──────── Input for this task ────────

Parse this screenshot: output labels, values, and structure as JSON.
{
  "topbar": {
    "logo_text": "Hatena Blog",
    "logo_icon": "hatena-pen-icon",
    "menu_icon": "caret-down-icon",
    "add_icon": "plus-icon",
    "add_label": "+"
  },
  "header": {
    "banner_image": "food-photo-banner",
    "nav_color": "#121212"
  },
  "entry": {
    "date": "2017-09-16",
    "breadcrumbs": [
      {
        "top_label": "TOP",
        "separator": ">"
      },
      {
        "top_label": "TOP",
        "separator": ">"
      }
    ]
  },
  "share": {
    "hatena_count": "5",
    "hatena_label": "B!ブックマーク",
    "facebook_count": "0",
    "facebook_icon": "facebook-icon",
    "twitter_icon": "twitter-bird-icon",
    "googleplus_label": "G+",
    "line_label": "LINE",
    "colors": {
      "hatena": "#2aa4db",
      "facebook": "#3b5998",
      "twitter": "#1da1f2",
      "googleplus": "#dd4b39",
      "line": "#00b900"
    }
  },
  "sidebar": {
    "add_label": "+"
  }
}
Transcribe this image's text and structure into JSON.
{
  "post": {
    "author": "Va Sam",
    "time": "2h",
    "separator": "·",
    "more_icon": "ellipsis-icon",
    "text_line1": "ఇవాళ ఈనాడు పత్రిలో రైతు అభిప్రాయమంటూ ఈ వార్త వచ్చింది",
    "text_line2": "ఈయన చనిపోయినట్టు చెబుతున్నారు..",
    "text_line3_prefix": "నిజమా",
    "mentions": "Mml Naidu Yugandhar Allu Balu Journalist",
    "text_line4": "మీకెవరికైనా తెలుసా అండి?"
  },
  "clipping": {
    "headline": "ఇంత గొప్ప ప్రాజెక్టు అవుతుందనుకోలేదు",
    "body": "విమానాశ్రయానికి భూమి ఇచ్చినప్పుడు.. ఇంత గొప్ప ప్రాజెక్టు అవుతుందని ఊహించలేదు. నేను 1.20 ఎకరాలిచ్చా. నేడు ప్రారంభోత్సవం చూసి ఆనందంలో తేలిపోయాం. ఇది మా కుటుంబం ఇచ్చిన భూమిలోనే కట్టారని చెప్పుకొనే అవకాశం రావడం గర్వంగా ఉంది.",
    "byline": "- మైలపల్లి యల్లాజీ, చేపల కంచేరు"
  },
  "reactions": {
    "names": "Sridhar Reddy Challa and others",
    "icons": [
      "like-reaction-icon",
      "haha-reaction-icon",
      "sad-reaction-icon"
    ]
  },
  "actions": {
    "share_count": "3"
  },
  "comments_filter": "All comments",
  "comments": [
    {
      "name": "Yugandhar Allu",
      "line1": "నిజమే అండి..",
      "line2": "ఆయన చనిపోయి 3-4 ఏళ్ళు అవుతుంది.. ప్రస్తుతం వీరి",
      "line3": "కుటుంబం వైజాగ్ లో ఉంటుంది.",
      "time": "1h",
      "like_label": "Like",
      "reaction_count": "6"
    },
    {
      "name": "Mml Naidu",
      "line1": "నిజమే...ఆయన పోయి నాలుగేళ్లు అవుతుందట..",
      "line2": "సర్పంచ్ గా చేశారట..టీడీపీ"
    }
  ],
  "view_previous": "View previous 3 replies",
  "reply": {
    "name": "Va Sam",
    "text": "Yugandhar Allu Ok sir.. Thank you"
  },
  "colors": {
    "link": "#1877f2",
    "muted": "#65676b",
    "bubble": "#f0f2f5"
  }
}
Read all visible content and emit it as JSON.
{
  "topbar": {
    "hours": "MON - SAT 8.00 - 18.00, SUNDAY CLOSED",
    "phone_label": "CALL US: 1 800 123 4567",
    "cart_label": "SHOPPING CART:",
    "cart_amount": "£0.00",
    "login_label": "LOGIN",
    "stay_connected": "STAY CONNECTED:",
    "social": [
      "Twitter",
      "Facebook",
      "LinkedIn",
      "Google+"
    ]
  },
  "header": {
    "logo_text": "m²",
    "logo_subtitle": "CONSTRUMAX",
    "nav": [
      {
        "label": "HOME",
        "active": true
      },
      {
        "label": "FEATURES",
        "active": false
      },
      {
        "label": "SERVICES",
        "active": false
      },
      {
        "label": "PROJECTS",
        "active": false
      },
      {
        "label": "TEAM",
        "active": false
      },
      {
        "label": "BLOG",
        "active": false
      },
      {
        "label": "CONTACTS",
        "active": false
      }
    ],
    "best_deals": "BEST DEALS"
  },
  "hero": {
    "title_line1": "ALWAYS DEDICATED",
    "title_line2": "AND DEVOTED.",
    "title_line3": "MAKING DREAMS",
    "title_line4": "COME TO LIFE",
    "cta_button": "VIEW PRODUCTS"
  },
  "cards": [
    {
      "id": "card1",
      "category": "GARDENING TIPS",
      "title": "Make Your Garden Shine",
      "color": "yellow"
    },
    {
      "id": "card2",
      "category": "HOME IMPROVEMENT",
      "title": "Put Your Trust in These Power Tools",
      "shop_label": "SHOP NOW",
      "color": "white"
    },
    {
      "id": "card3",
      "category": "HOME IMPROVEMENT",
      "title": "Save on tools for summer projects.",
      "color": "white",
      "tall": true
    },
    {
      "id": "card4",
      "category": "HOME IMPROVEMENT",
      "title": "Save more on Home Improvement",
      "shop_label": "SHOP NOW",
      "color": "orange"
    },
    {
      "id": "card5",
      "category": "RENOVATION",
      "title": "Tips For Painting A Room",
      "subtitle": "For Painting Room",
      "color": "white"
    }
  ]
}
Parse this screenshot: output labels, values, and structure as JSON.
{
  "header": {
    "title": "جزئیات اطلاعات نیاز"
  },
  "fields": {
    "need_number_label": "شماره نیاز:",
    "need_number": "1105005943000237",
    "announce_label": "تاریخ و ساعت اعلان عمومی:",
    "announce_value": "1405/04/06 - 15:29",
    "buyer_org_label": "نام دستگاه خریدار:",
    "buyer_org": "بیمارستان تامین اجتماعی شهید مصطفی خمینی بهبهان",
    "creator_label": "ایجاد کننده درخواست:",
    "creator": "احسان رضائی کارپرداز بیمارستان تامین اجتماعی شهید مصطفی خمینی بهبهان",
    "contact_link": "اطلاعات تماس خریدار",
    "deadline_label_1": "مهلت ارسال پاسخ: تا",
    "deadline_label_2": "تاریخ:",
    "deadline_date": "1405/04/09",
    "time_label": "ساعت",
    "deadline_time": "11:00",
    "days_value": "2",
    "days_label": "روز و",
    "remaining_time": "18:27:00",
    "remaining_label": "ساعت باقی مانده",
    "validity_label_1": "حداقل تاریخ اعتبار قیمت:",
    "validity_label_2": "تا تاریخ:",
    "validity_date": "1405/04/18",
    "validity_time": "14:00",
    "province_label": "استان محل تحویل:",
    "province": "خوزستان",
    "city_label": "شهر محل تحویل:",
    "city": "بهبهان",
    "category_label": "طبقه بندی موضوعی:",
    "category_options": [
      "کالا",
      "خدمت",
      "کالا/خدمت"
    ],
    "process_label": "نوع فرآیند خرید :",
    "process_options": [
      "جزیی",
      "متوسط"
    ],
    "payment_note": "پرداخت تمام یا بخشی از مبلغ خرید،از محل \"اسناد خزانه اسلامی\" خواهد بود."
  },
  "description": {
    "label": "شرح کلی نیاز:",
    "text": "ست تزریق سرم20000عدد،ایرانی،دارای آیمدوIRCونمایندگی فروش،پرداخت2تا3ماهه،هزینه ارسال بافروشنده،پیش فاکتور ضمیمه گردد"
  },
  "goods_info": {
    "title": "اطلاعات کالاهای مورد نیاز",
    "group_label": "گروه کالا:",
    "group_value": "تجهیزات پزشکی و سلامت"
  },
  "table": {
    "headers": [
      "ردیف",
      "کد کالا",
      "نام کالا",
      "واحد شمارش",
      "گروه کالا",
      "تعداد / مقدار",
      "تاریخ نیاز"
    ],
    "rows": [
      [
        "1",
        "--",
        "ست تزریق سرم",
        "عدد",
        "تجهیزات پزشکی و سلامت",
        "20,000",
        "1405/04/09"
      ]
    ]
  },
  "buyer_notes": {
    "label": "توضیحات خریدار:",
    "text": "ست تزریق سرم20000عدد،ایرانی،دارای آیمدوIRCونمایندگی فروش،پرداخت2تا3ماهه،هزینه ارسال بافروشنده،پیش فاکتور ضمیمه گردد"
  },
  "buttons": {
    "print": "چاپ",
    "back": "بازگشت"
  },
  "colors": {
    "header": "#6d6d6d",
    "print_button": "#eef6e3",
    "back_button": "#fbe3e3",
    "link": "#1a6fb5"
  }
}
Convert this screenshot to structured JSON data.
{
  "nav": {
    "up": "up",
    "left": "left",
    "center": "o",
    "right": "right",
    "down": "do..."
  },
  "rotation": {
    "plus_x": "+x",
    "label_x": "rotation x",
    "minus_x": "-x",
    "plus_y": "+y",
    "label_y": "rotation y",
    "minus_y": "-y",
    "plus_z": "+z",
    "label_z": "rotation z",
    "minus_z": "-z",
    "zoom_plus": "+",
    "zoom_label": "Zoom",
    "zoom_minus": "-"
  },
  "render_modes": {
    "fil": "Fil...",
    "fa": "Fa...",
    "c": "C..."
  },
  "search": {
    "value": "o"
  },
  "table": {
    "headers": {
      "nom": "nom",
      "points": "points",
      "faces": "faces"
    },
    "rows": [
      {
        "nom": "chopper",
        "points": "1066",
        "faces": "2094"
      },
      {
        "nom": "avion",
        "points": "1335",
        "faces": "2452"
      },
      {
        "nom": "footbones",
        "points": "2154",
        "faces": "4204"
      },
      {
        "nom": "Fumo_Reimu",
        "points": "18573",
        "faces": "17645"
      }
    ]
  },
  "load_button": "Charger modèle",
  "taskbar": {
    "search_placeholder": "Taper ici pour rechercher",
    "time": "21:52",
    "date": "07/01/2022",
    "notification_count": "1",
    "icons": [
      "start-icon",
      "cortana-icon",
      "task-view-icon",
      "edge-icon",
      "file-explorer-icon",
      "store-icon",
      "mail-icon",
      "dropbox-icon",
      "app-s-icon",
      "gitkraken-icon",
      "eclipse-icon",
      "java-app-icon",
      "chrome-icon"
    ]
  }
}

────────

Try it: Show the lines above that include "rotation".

Answer to this task:
  "rotation": {
    "label_x": "rotation x",
    "label_y": "rotation y",
    "label_z": "rotation z",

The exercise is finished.